Savitski still believes
by Andy Potts|17 MAY 2022
Kazakhstan's Kirill Savitski lines up with his team-mates after the game against France.
photo: Chris Tanouye / HHOF-IIHF Images
The Kazakh national team arrived in Helsinki with hopes of breaking into the play-off rounds for the first time. A year ago in Riga, the Kazakhs finished fifth in their group, denied a quarter-final spot in a defeat against Norway. This time around, with Group A disrupted by the absence of the Russians, there was a golden chance to build on that.

Unfortunately, those hopes took an immediate battering. Within five minutes of the opening game, Kazakhstan was down 0-3 against Denmark. That game finished 9-1, for a time the Danes threatened to hand out a record loss. Next came a 1-2 reverse against France. After dreaming of the knock-out rounds, Kazakhstan faces a rude awakening and things are unlikely to get any easier tonight against an impressive Swiss team.

But forward Kirill Savitski, playing in his second World Championship, believes that his teammates can turn it around.

“Last year we had a good team,” said the 27-year-old Barys Nur-Sultan man. “I don’t think we’re suddenly a lot worse this year. This is still basically the same team that did well a year ago.

“It might be a psychological thing, but right now we can’t get the same results and nobody can really explain why not.”

That said, Savitski feels there was visible progress in the game against France.

“The first game was really bad,” he added. “In the second game we played better but we didn’t get the breaks.”

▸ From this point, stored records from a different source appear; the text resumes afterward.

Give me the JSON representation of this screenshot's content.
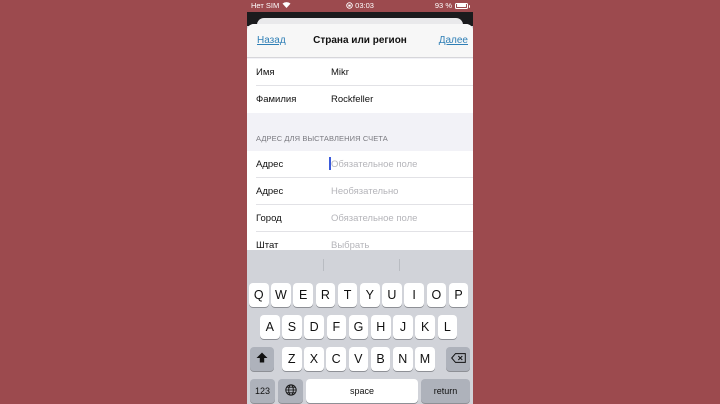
{
  "status_bar": {
    "carrier": "Нет SIM",
    "time": "03:03",
    "battery_percent": "93 %",
    "battery_level": 0.93
  },
  "nav": {
    "back_label": "Назад",
    "title": "Страна или регион",
    "next_label": "Далее"
  },
  "name_fields": [
    {
      "label": "Имя",
      "value": "Mikr"
    },
    {
      "label": "Фамилия",
      "value": "Rockfeller"
    }
  ],
  "billing": {
    "header": "АДРЕС ДЛЯ ВЫСТАВЛЕНИЯ СЧЕТА",
    "fields": [
      {
        "label": "Адрес",
        "placeholder": "Обязательное поле"
      },
      {
        "label": "Адрес",
        "placeholder": "Необязательно"
      },
      {
        "label": "Город",
        "placeholder": "Обязательное поле"
      },
      {
        "label": "Штат",
        "placeholder": "Выбрать"
      }
    ]
  },
  "keyboard": {
    "row1": [
      "Q",
      "W",
      "E",
      "R",
      "T",
      "Y",
      "U",
      "I",
      "O",
      "P"
    ],
    "row2": [
      "A",
      "S",
      "D",
      "F",
      "G",
      "H",
      "J",
      "K",
      "L"
    ],
    "row3": [
      "Z",
      "X",
      "C",
      "V",
      "B",
      "N",
      "M"
    ],
    "numbers_label": "123",
    "space_label": "space",
    "return_label": "return",
    "shift_icon": "shift-icon",
    "backspace_icon": "backspace-icon",
    "globe_icon": "globe-icon"
  }
}
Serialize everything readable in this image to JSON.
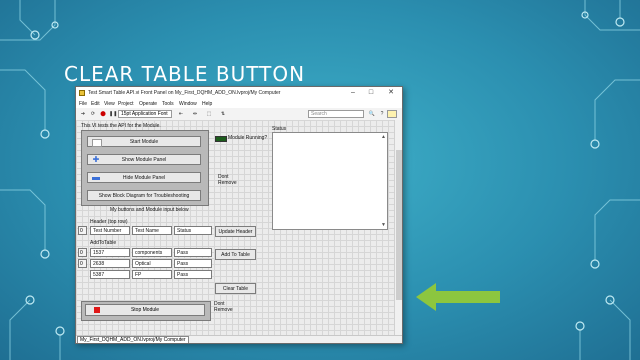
{
  "slide": {
    "title": "CLEAR TABLE BUTTON",
    "background_color": "#2b8fb0",
    "arrow_color": "#8cc63f"
  },
  "window": {
    "title": "Test Smart Table API.vi Front Panel on My_First_DQHM_ADD_ON.lvproj/My Computer",
    "controls": {
      "minimize": "–",
      "maximize": "□",
      "close": "✕"
    },
    "menu": [
      "File",
      "Edit",
      "View",
      "Project",
      "Operate",
      "Tools",
      "Window",
      "Help"
    ],
    "toolbar": {
      "font": "15pt Application Font",
      "search_placeholder": "Search"
    }
  },
  "panel": {
    "description": "This VI tests the API for the Module.",
    "buttons": {
      "start": "Start Module",
      "show_panel": "Show Module Panel",
      "hide_panel": "Hide Module Panel",
      "show_bd": "Show Block Diagram for Troubleshooting"
    },
    "group_caption": "My buttons and Module input below",
    "module_running_label": "Module Running?",
    "dont_remove": "Dont Remove",
    "status_label": "Status",
    "header": {
      "label": "Header (top row)",
      "index": "0",
      "cells": [
        "Test Number",
        "Test Name",
        "Status"
      ],
      "button": "Update Header"
    },
    "add_to_table": {
      "label": "AddToTable",
      "outer_index": "0",
      "inner_index": "0",
      "rows": [
        [
          "1537",
          "components",
          "Pass"
        ],
        [
          "2638",
          "Optical",
          "Pass"
        ],
        [
          "5387",
          "FP",
          "Pass"
        ]
      ],
      "button": "Add To Table"
    },
    "clear_button": "Clear Table",
    "dont_remove_2": "Dont Remove",
    "stop_button": "Stop Module"
  },
  "statusbar": {
    "path": "My_First_DQHM_ADD_ON.lvproj/My Computer"
  }
}
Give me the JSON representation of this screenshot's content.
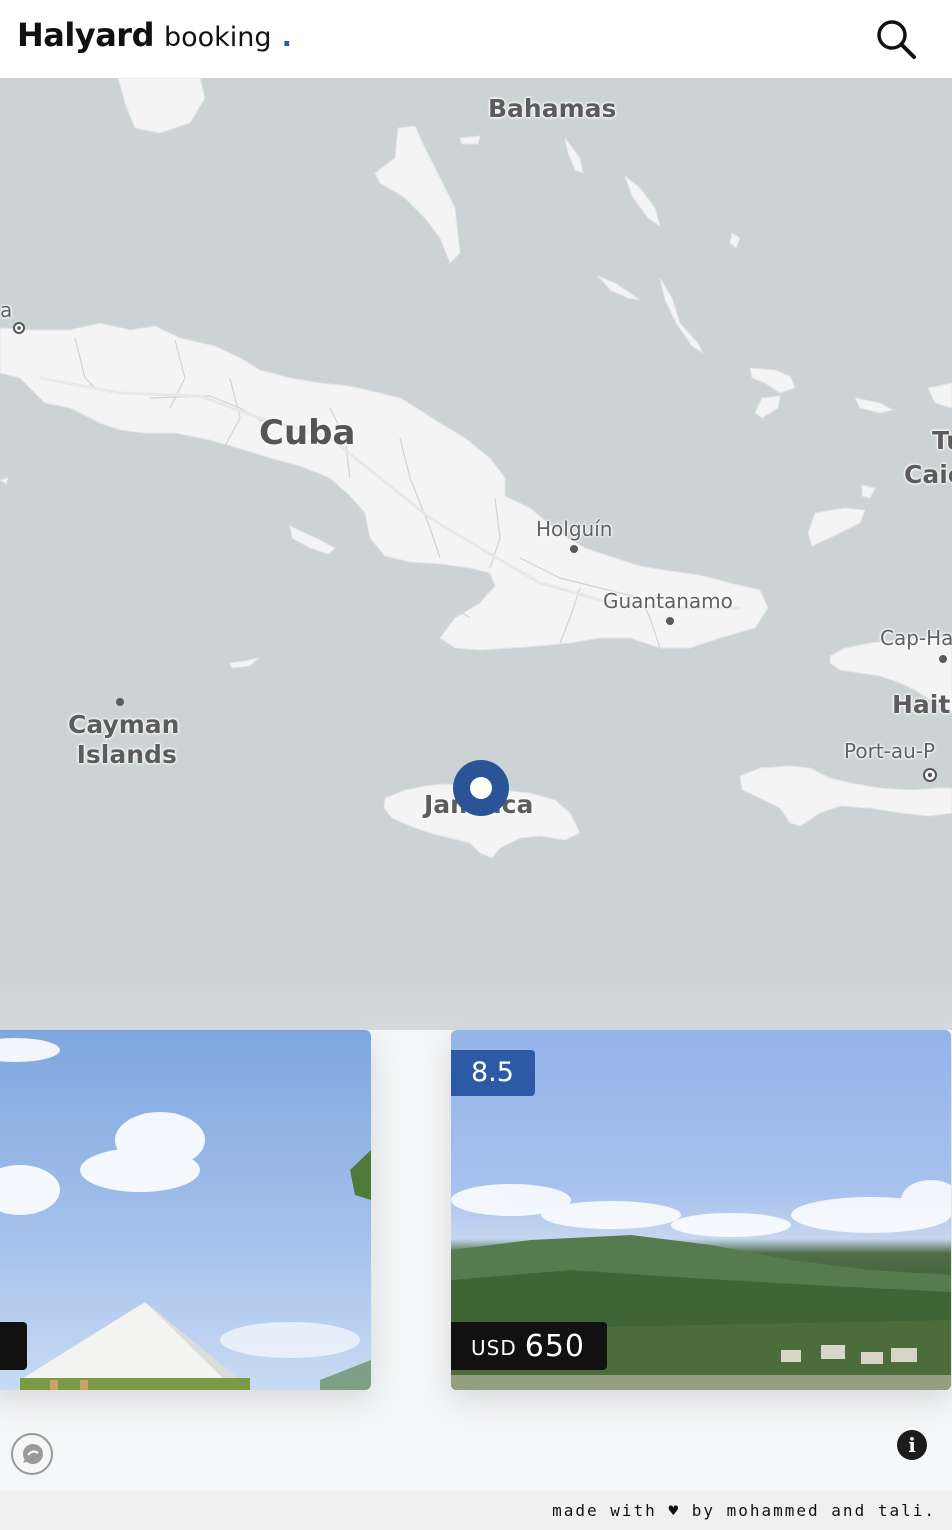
{
  "header": {
    "brand_name": "Halyard",
    "brand_sub": "booking",
    "brand_dot": "."
  },
  "map": {
    "labels": {
      "bahamas": "Bahamas",
      "cuba": "Cuba",
      "holguin": "Holguín",
      "guantanamo": "Guantanamo",
      "cayman": "Cayman\nIslands",
      "cayman_line1": "Cayman",
      "cayman_line2": "Islands",
      "jamaica": "Jamaica",
      "haiti": "Haiti",
      "cap_haitien": "Cap-Ha",
      "port_au_prince": "Port-au-P",
      "turks_line1": "Tu",
      "turks_line2": "Caic",
      "havana_edge": "a"
    },
    "colors": {
      "water": "#cdd3d5",
      "land": "#f4f4f4",
      "marker": "#2b5496"
    }
  },
  "cards": [
    {
      "name": "listing-left",
      "price_visible": false
    },
    {
      "name": "listing-right",
      "score": "8.5",
      "currency": "USD",
      "price": "650"
    }
  ],
  "footer": {
    "text": "made with ♥ by mohammed and tali."
  },
  "icons": {
    "search": "search-icon",
    "chat": "chat-icon",
    "info": "info-icon",
    "marker": "location-marker-icon"
  }
}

Savitski’s late goal against Denmark, his first in the top division of the World Championship, may also have helped the team recover from its bad start – although the man himself played down its importance.

“I’m always happy to score a goal, but I couldn’t get too excited because it didn’t help the result,” he said. “It was just a consolation goal at the end of the game, but hopefully it helped us a bit in the next one.”
Against Switzerland, Kazakhstan will need more from its special teams. So far, the power play has yet to produce a goal, while the penalty kill has been problematic, with an alarmingly low 44.4% success rate. Taking 20 minutes of penalties through two games is hardly helping the cause. Significantly, it was a French power play goal after a cheap foul late in the second period that settled Sunday’s game.

And the Swiss form in Helsinki doesn’t suggest much chance of a slip-up. After all, Patrick Fischer’s team won its last game 6-0 – against the same Denmark roster that thrashed Kazakhstan at the start of the tournament.

Fischer, meanwhile, is not about to allow his team to relax. “We have to be ready from the first second, to be alert and disciplined,” he said of the upcoming game against Kazakhstan. “This Kazakh team can be especially dangerous now after two bad losses.”

In Fischer’s debut as national coach at the 2016 IIHF Ice Hockey World Championship, Switzerland 3-2 in shootout to Kazakhstan and only finished in 11th place – two years before winning silver.

Savitski remains confident that his team has enough to make things better.

“Our strength is in our unity,” he said. “Every player works hard and cares about this team. We are all frustrated with the results, but we believe in this team. If we do what the coaches ask and play our roles on the ice, we can win games here.

“Yes, we lost our first two games, but we are trying to put that behind us and stay optimistic. Everybody wants to put it right.”